I spent my first nine years as a hobby photographer with my original Canon camera setup, a Rebel T5i and EF 400mm lens. Earlier this year I upgraded my equipment to Canon’s mirrorless lineup and RF lens line. I‘m not a spec expert, but I’ll share why I selected each piece and what I appreciate.
What’s in my bird photography setup
|Camera||Canon EOS R6|
|Lens||RF 100 – 500mm F4.5-7.1 L is USM|
|Teleconverter||RF 1.4x Extender Teleconverter|
Canon EOS R6
Why I chose it
In Canon’s mirrorless lineup, I chose the R6 because I didn’t need the added megapixels offered by the pricier R5.
- Animal Eye Autofocus – The camera has a mode that detects animals and locks the focus on the subject’s eye. It works amazingly well.
- Focus anywhere – I love not being limited to specific focal targets on the viewfinder
- Electronic Viewfinder (EVF) – This mirrorless camera has a small OLED screen in the viewfinder. The benefit of this over a DSLR is that what you see in the viewfinder is what the image captured will look like. This enables you to adjust camera settings and see the results in realtime.
- In-body Stabilization – Helps reduce shake and improve sharpness.
Why I chose it
Coming from a 400mm prime EF lens, I was looking for a bit more reach and versatility. The 100-500mm RF lens hits the sweet spot. One of the reasons I chose it, other than the superior image quality, is the in-body stabilization. This works in concert with the stabilization in the R6 camera body. I love this for video and when shooting on the wide end of the zoom.
- Customizable function ring that can be assigned to various settings
- Sharpness across entire zoom range
- In-body stabilization
RF 1.4 Extender Teleconverter
Why I chose it
Birds are almost always small and far away. This recent addition to my setup gives 40% further zoom to every shot. It has a downside of letting less light into the camera and restricting the zoom range of the camera. It’s easy enough to pop on and off as needed.
- No learning curve or large adjustment needed to benefit
- Passively enlarges your shots
- Compact and easy to add or remove
Also see: My Gear Setup for Birdsong Recording

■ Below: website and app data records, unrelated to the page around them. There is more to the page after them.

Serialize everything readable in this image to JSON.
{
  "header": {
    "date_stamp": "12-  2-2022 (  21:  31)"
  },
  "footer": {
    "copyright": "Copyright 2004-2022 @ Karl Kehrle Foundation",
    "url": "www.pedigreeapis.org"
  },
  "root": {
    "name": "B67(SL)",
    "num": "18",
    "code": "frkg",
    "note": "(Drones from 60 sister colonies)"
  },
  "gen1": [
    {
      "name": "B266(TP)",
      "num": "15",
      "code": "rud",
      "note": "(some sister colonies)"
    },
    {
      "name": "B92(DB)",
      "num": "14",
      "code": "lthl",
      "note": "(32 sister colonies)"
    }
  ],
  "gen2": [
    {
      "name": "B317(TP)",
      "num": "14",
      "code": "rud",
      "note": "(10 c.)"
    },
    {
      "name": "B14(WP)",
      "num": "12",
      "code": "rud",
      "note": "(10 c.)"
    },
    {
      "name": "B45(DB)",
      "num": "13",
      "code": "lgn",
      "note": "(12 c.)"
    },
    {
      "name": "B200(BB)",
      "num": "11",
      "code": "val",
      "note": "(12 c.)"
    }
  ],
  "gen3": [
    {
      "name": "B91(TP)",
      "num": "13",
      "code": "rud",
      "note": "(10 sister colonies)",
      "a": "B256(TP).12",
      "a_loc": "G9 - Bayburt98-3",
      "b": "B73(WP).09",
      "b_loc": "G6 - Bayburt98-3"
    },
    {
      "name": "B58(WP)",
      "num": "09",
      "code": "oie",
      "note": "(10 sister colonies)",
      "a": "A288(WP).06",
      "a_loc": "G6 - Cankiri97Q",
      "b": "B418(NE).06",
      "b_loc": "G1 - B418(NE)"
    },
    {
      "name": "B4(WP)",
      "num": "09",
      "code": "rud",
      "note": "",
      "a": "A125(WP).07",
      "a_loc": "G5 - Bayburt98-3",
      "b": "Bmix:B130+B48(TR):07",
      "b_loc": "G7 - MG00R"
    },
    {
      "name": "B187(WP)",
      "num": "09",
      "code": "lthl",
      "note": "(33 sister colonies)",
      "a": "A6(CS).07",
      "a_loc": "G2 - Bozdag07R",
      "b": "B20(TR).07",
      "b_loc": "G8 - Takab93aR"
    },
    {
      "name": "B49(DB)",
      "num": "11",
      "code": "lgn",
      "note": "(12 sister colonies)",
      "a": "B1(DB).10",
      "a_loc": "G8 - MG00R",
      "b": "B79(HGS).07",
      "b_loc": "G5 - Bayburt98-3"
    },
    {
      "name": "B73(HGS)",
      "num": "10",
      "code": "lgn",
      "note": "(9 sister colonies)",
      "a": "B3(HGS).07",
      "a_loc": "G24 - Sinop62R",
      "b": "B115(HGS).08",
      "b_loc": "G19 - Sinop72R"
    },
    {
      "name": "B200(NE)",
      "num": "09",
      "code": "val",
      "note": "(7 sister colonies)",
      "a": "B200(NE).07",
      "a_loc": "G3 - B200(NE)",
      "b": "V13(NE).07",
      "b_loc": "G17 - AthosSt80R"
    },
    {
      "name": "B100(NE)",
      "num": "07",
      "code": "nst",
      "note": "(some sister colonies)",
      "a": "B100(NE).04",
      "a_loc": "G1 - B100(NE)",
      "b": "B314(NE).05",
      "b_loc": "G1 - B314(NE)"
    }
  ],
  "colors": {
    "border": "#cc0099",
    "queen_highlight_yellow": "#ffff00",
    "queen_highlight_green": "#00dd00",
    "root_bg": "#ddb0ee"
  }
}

2 thoughts on “My Gear Setup for Bird Photography”
We just purchased the Canon R7 to replace our Canon Rebel Ti5 and look forward to wildlife/bird photography with it!
For the Ti5, what settings are possible to make the best of birding photography with the camera I have been using for years!
If you’re not already shooting in Manual on your camera, I would consider this as a good next step to getting the most out of the current T5i. I shoot in Manual and mostly just adjust the shutter speed as needed in the field. The ISO is left on Auto and the aperture is left wide open. There are a bunch of YouTube videos that can suggest specific settings for bird photography on this camera, some of it comes down to personal preference.
I remember when I had that camera, the one thing that I preferred was to set the focus point as the center, rather than let it auto-select the focus point. It might be my imagination, but it seemed to be quicker to find focus this way, and most of the time the bird is in the center anyway.
It’s really exciting you are getting to use the new R7 camera. It’s going to be such a treat. The thing I love most about the camera is the view through the viewfinder. I love that it reflects what the final photo will look like. This has helped so much in learning how changing the various controls on the camera affects the final image.